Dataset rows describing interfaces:
▬▬▬▬▬▬▬▬▬▬

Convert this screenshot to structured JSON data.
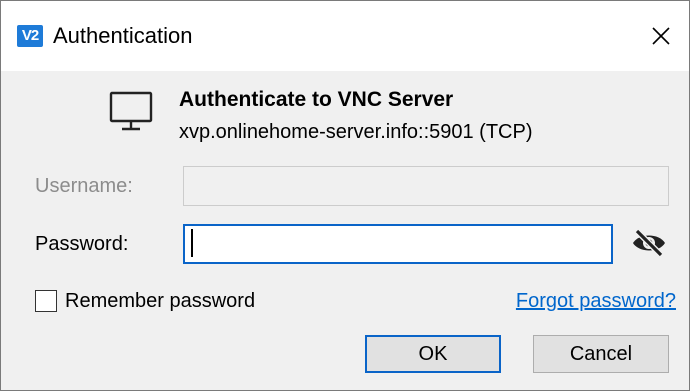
{
  "window": {
    "logo_text": "V2",
    "title": "Authentication",
    "close_icon": "close-icon"
  },
  "header": {
    "icon": "monitor-icon",
    "title": "Authenticate to VNC Server",
    "server": "xvp.onlinehome-server.info::5901 (TCP)"
  },
  "form": {
    "username": {
      "label": "Username:",
      "value": "",
      "enabled": false
    },
    "password": {
      "label": "Password:",
      "value": "",
      "enabled": true,
      "toggle_icon": "eye-slash-icon"
    },
    "remember": {
      "label": "Remember password",
      "checked": false
    },
    "forgot_link": "Forgot password?"
  },
  "buttons": {
    "ok": "OK",
    "cancel": "Cancel"
  },
  "colors": {
    "accent": "#0a64c8",
    "link": "#0066cc",
    "logo": "#1e7bd8",
    "dialog_bg": "#f0f0f0"
  }
}
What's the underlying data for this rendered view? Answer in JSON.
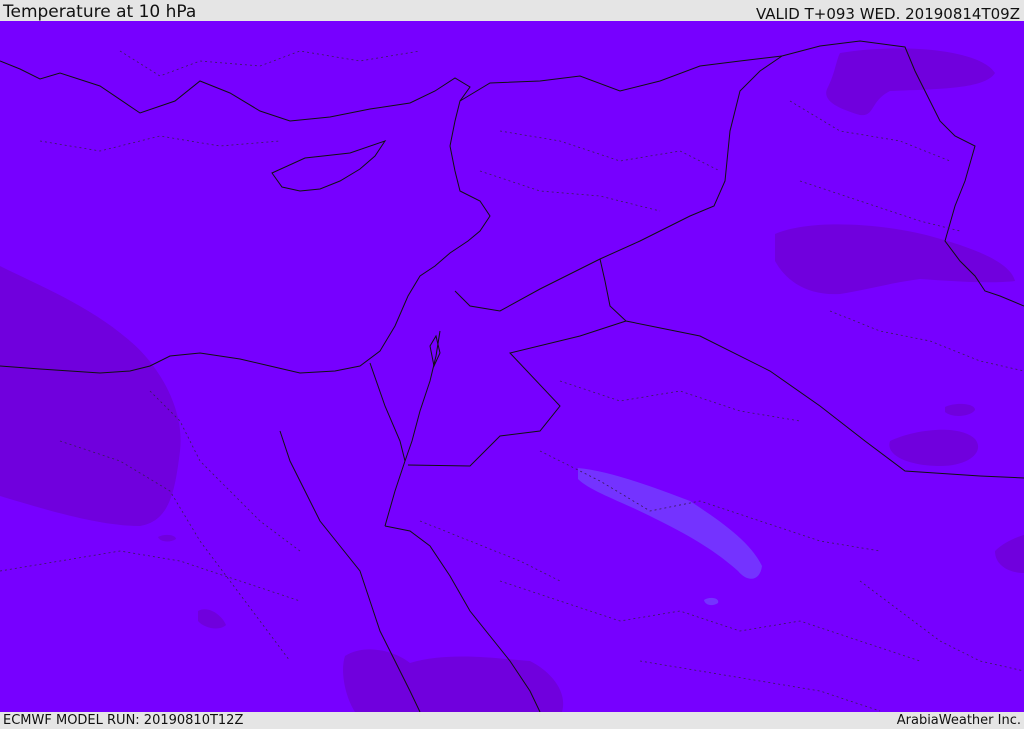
{
  "header": {
    "title": "Temperature at 10 hPa",
    "valid_time": "VALID T+093 WED. 20190814T09Z"
  },
  "footer": {
    "model_run": "ECMWF MODEL RUN: 20190810T12Z",
    "credit": "ArabiaWeather Inc."
  },
  "map": {
    "field": "Temperature",
    "level": "10 hPa",
    "colors": {
      "base": "#7700ff",
      "warmer_patch": "#7000dd",
      "cooler_patch": "#7433ff",
      "border": "#111111"
    }
  }
}
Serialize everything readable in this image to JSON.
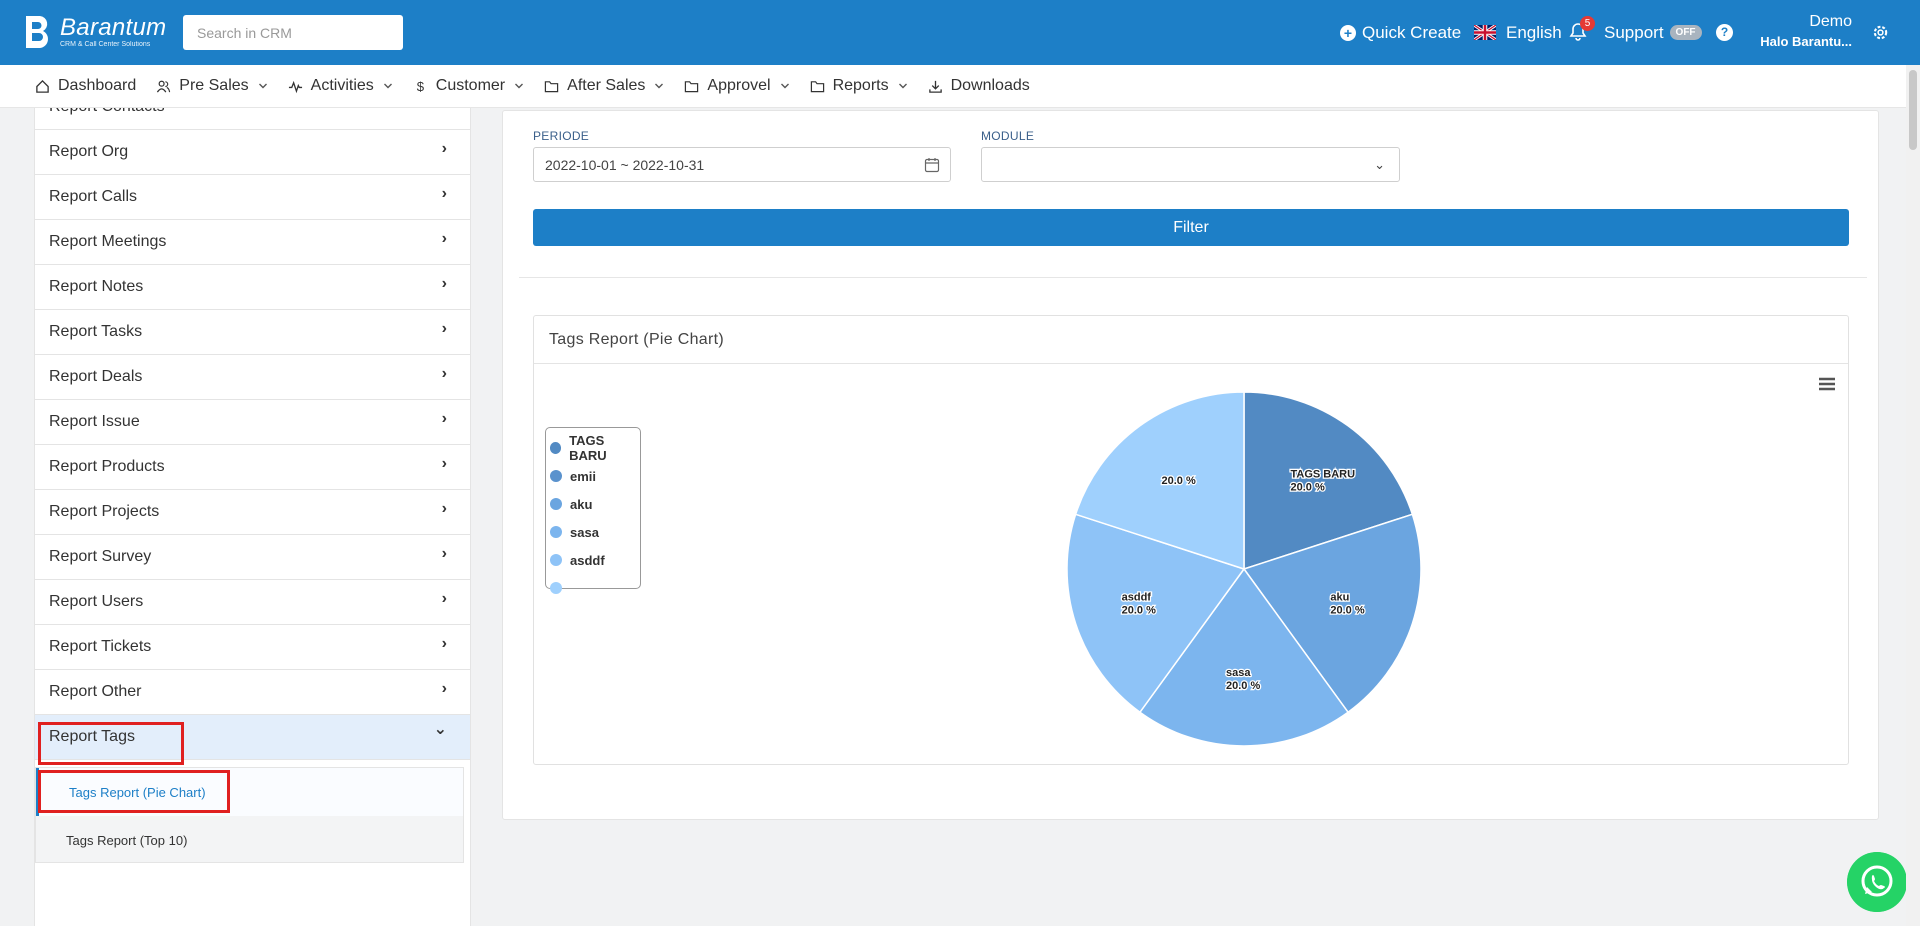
{
  "brand": {
    "name": "Barantum",
    "tagline": "CRM & Call Center Solutions"
  },
  "search": {
    "placeholder": "Search in CRM"
  },
  "topbar": {
    "quick_create": "Quick Create",
    "language": "English",
    "notifications_count": "5",
    "support": "Support",
    "support_toggle": "OFF",
    "help": "?",
    "user_name": "Demo",
    "user_greeting": "Halo Barantu..."
  },
  "nav": {
    "items": [
      {
        "label": "Dashboard",
        "icon": "home-icon"
      },
      {
        "label": "Pre Sales",
        "icon": "users-icon"
      },
      {
        "label": "Activities",
        "icon": "activity-icon"
      },
      {
        "label": "Customer",
        "icon": "dollar-icon"
      },
      {
        "label": "After Sales",
        "icon": "folder-icon"
      },
      {
        "label": "Approvel",
        "icon": "folder-icon"
      },
      {
        "label": "Reports",
        "icon": "folder-icon"
      },
      {
        "label": "Downloads",
        "icon": "download-icon"
      }
    ]
  },
  "sidebar": {
    "items": [
      {
        "label": "Report Contacts"
      },
      {
        "label": "Report Org"
      },
      {
        "label": "Report Calls"
      },
      {
        "label": "Report Meetings"
      },
      {
        "label": "Report Notes"
      },
      {
        "label": "Report Tasks"
      },
      {
        "label": "Report Deals"
      },
      {
        "label": "Report Issue"
      },
      {
        "label": "Report Products"
      },
      {
        "label": "Report Projects"
      },
      {
        "label": "Report Survey"
      },
      {
        "label": "Report Users"
      },
      {
        "label": "Report Tickets"
      },
      {
        "label": "Report Other"
      },
      {
        "label": "Report Tags"
      }
    ],
    "sub_items": [
      {
        "label": "Tags Report (Pie Chart)"
      },
      {
        "label": "Tags Report (Top 10)"
      }
    ]
  },
  "filters": {
    "periode_label": "PERIODE",
    "periode_value": "2022-10-01 ~ 2022-10-31",
    "module_label": "MODULE",
    "module_value": "",
    "filter_button": "Filter"
  },
  "chart_panel": {
    "title": "Tags Report (Pie Chart)"
  },
  "chart_data": {
    "type": "pie",
    "title": "",
    "categories": [
      "TAGS BARU",
      "emii",
      "aku",
      "sasa",
      "asddf",
      ""
    ],
    "slices": [
      {
        "name": "TAGS BARU",
        "value": 20.0,
        "label": "TAGS BARU",
        "pct_label": "20.0 %",
        "color": "#528ac3"
      },
      {
        "name": "emii",
        "value": 0,
        "label": "",
        "pct_label": "",
        "color": "#5a92cd"
      },
      {
        "name": "aku",
        "value": 20.0,
        "label": "aku",
        "pct_label": "20.0 %",
        "color": "#6ba5e0"
      },
      {
        "name": "sasa",
        "value": 20.0,
        "label": "sasa",
        "pct_label": "20.0 %",
        "color": "#7cb5ee"
      },
      {
        "name": "asddf",
        "value": 20.0,
        "label": "asddf",
        "pct_label": "20.0 %",
        "color": "#8ec3f7"
      },
      {
        "name": "",
        "value": 20.0,
        "label": "",
        "pct_label": "20.0 %",
        "color": "#9fd0fd"
      }
    ],
    "legend_placement": "left"
  }
}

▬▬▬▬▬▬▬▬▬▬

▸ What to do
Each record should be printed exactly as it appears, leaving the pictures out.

▸ Solution to the exercise
Convert this screenshot to structured JSON data.
{
  "window": {
    "logo_text": "V2",
    "title": "Authentication",
    "close_icon": "close-icon"
  },
  "header": {
    "icon": "monitor-icon",
    "title": "Authenticate to VNC Server",
    "server": "xvp.onlinehome-server.info::5901 (TCP)"
  },
  "form": {
    "username": {
      "label": "Username:",
      "value": "",
      "enabled": false
    },
    "password": {
      "label": "Password:",
      "value": "",
      "enabled": true,
      "toggle_icon": "eye-slash-icon"
    },
    "remember": {
      "label": "Remember password",
      "checked": false
    },
    "forgot_link": "Forgot password?"
  },
  "buttons": {
    "ok": "OK",
    "cancel": "Cancel"
  },
  "colors": {
    "accent": "#0a64c8",
    "link": "#0066cc",
    "logo": "#1e7bd8",
    "dialog_bg": "#f0f0f0"
  }
}
What's the underlying data for this rendered view? Answer in JSON.
{
  "header": {
    "title": "Temperature at 10 hPa",
    "valid_time": "VALID T+093 WED. 20190814T09Z"
  },
  "footer": {
    "model_run": "ECMWF MODEL RUN: 20190810T12Z",
    "credit": "ArabiaWeather Inc."
  },
  "map": {
    "field": "Temperature",
    "level": "10 hPa",
    "colors": {
      "base": "#7700ff",
      "warmer_patch": "#7000dd",
      "cooler_patch": "#7433ff",
      "border": "#111111"
    }
  }
}
Serialize everything readable in this image to JSON.
{
  "brand": {
    "name": "Barantum",
    "tagline": "CRM & Call Center Solutions"
  },
  "search": {
    "placeholder": "Search in CRM"
  },
  "topbar": {
    "quick_create": "Quick Create",
    "language": "English",
    "notifications_count": "5",
    "support": "Support",
    "support_toggle": "OFF",
    "help": "?",
    "user_name": "Demo",
    "user_greeting": "Halo Barantu..."
  },
  "nav": {
    "items": [
      {
        "label": "Dashboard",
        "icon": "home-icon"
      },
      {
        "label": "Pre Sales",
        "icon": "users-icon"
      },
      {
        "label": "Activities",
        "icon": "activity-icon"
      },
      {
        "label": "Customer",
        "icon": "dollar-icon"
      },
      {
        "label": "After Sales",
        "icon": "folder-icon"
      },
      {
        "label": "Approvel",
        "icon": "folder-icon"
      },
      {
        "label": "Reports",
        "icon": "folder-icon"
      },
      {
        "label": "Downloads",
        "icon": "download-icon"
      }
    ]
  },
  "sidebar": {
    "items": [
      {
        "label": "Report Contacts"
      },
      {
        "label": "Report Org"
      },
      {
        "label": "Report Calls"
      },
      {
        "label": "Report Meetings"
      },
      {
        "label": "Report Notes"
      },
      {
        "label": "Report Tasks"
      },
      {
        "label": "Report Deals"
      },
      {
        "label": "Report Issue"
      },
      {
        "label": "Report Products"
      },
      {
        "label": "Report Projects"
      },
      {
        "label": "Report Survey"
      },
      {
        "label": "Report Users"
      },
      {
        "label": "Report Tickets"
      },
      {
        "label": "Report Other"
      },
      {
        "label": "Report Tags"
      }
    ],
    "sub_items": [
      {
        "label": "Tags Report (Pie Chart)"
      },
      {
        "label": "Tags Report (Top 10)"
      }
    ]
  },
  "filters": {
    "periode_label": "PERIODE",
    "periode_value": "2022-10-01 ~ 2022-10-31",
    "module_label": "MODULE",
    "module_value": "",
    "filter_button": "Filter"
  },
  "chart_panel": {
    "title": "Tags Report (Pie Chart)"
  },
  "chart_data": {
    "type": "pie",
    "title": "",
    "categories": [
      "TAGS BARU",
      "emii",
      "aku",
      "sasa",
      "asddf",
      ""
    ],
    "slices": [
      {
        "name": "TAGS BARU",
        "value": 20.0,
        "label": "TAGS BARU",
        "pct_label": "20.0 %",
        "color": "#528ac3"
      },
      {
        "name": "emii",
        "value": 0,
        "label": "",
        "pct_label": "",
        "color": "#5a92cd"
      },
      {
        "name": "aku",
        "value": 20.0,
        "label": "aku",
        "pct_label": "20.0 %",
        "color": "#6ba5e0"
      },
      {
        "name": "sasa",
        "value": 20.0,
        "label": "sasa",
        "pct_label": "20.0 %",
        "color": "#7cb5ee"
      },
      {
        "name": "asddf",
        "value": 20.0,
        "label": "asddf",
        "pct_label": "20.0 %",
        "color": "#8ec3f7"
      },
      {
        "name": "",
        "value": 20.0,
        "label": "",
        "pct_label": "20.0 %",
        "color": "#9fd0fd"
      }
    ],
    "legend_placement": "left"
  }
}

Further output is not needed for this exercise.